In an interview with the WSWS, Anika, 22, a student of linguistics at the Free University, said: “The protest will not change anything. The politicians are just playing for time.” She nevertheless saw the necessity to take part in the demonstrations: “The protest should make clear to the public the extent of the cuts being carried out in the universities. Existing conditions are already catastrophic.” She said she was disappointed by the Berlin Senate. “I think many students voted for Wowereit (Berlin mayor, SPD) and now feel let down. As for the PDS, I did not expect anything from them in the first place.”
Jakob, 22, expressed a similar negative view of the Berlin council: “One can only shake one’s head over the PDS.” Jakob studies at the city’s Technical University and fears a worsening of conditions. “At the moment it is not too bad, but where will it all end?” Jakob articulated his anger at the form taken by spending cuts: “Cuts are being made at the wrong end. The politicians have money to spend when it comes to bailing out a bank or raising incomes for top-flight earners, but in the meantime education is suffering more and more. One has to demonstrate that the majority of the electorate is against the cuts. It is not just an issue for Berlin, but for the country as a whole.”
Werner, an author and director, also took part in the Berlin protest. “The demonstration is important because it is necessary to make clear the extent of the problem,” he said. “I have no illusion that the Senate will reverse its course. They will only press ahead with similar policies. It is a national government that is intent on pursuing a free-market political course and demonstrating that it is finally a force to be reckoned with in the world by sending its military around the globe. It represents a very dangerous lurch to the right. The savings made in education are then swallowed up by increased financing of armaments.”
“What is taking place here is an abomination!” declared André, who is studying at the Humboldt University. “I have followed the discussion in the senate and what has taken place is just electoral manoeuvring.” André was also critical of the Green Party, which is currently excluded from the Berlin coalition. “They are responsible for introducing study accounts in other German states.” He also saw the roots of the attack on education in the government’s free-market course: “There is a huge amount of privatisation talking place and concessions made to the employers. For such policies, the government needs money and so they undertake an offensive against those reckoned to be unable to defend themselves”—workers, students, etc.

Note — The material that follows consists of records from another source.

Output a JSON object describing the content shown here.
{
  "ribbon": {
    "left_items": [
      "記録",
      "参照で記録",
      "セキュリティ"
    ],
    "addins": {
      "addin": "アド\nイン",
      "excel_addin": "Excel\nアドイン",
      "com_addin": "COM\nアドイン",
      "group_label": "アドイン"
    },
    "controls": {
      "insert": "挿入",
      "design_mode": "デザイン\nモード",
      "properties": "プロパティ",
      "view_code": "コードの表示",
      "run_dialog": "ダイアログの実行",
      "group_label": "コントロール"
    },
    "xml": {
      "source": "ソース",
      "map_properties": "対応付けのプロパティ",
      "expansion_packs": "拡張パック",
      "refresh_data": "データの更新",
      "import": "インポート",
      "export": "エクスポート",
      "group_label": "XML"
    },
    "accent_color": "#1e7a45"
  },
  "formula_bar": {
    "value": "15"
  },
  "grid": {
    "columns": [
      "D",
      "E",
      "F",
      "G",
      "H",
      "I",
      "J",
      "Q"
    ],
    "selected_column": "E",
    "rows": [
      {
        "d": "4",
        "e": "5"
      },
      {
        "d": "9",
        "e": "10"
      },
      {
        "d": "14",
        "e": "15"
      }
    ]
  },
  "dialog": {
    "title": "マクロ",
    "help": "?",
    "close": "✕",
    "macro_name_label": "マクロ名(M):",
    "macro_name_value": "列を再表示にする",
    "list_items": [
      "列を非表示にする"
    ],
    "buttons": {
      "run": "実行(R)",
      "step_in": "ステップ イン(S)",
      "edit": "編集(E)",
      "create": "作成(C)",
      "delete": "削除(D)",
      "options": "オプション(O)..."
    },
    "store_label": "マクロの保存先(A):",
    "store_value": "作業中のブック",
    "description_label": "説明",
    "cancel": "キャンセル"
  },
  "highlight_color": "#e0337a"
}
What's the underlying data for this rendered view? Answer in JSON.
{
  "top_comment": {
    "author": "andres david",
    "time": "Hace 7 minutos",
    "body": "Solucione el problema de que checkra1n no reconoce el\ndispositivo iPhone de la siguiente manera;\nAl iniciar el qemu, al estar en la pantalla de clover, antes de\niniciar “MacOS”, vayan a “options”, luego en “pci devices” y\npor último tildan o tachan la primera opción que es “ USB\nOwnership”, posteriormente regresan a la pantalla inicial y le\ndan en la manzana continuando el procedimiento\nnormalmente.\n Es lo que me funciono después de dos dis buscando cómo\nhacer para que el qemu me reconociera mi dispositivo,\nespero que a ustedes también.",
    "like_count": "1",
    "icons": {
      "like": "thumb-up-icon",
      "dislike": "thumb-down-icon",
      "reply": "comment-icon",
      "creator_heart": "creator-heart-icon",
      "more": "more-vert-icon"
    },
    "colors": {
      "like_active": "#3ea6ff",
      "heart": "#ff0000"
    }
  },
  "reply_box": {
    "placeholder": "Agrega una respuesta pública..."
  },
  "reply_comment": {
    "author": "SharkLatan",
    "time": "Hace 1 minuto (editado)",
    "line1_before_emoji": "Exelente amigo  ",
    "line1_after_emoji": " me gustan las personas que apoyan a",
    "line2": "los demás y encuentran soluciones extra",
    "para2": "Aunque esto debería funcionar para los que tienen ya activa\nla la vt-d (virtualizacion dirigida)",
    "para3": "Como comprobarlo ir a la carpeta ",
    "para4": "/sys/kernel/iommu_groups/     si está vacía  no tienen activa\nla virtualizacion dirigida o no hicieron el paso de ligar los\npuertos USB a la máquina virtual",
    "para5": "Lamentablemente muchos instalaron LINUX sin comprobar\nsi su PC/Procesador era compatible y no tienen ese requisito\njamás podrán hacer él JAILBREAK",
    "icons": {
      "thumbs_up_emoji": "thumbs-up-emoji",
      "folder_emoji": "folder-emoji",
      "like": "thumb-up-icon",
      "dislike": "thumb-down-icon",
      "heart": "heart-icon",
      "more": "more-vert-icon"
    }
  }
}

Members and supporters of the WSWS distributed over a thousand leaflets at the demonstration and set up a literature table. The leaflet called for attendance at a meeting at the Humboldt University on December 18, titled “Education is a fundamental right—not a commodity.”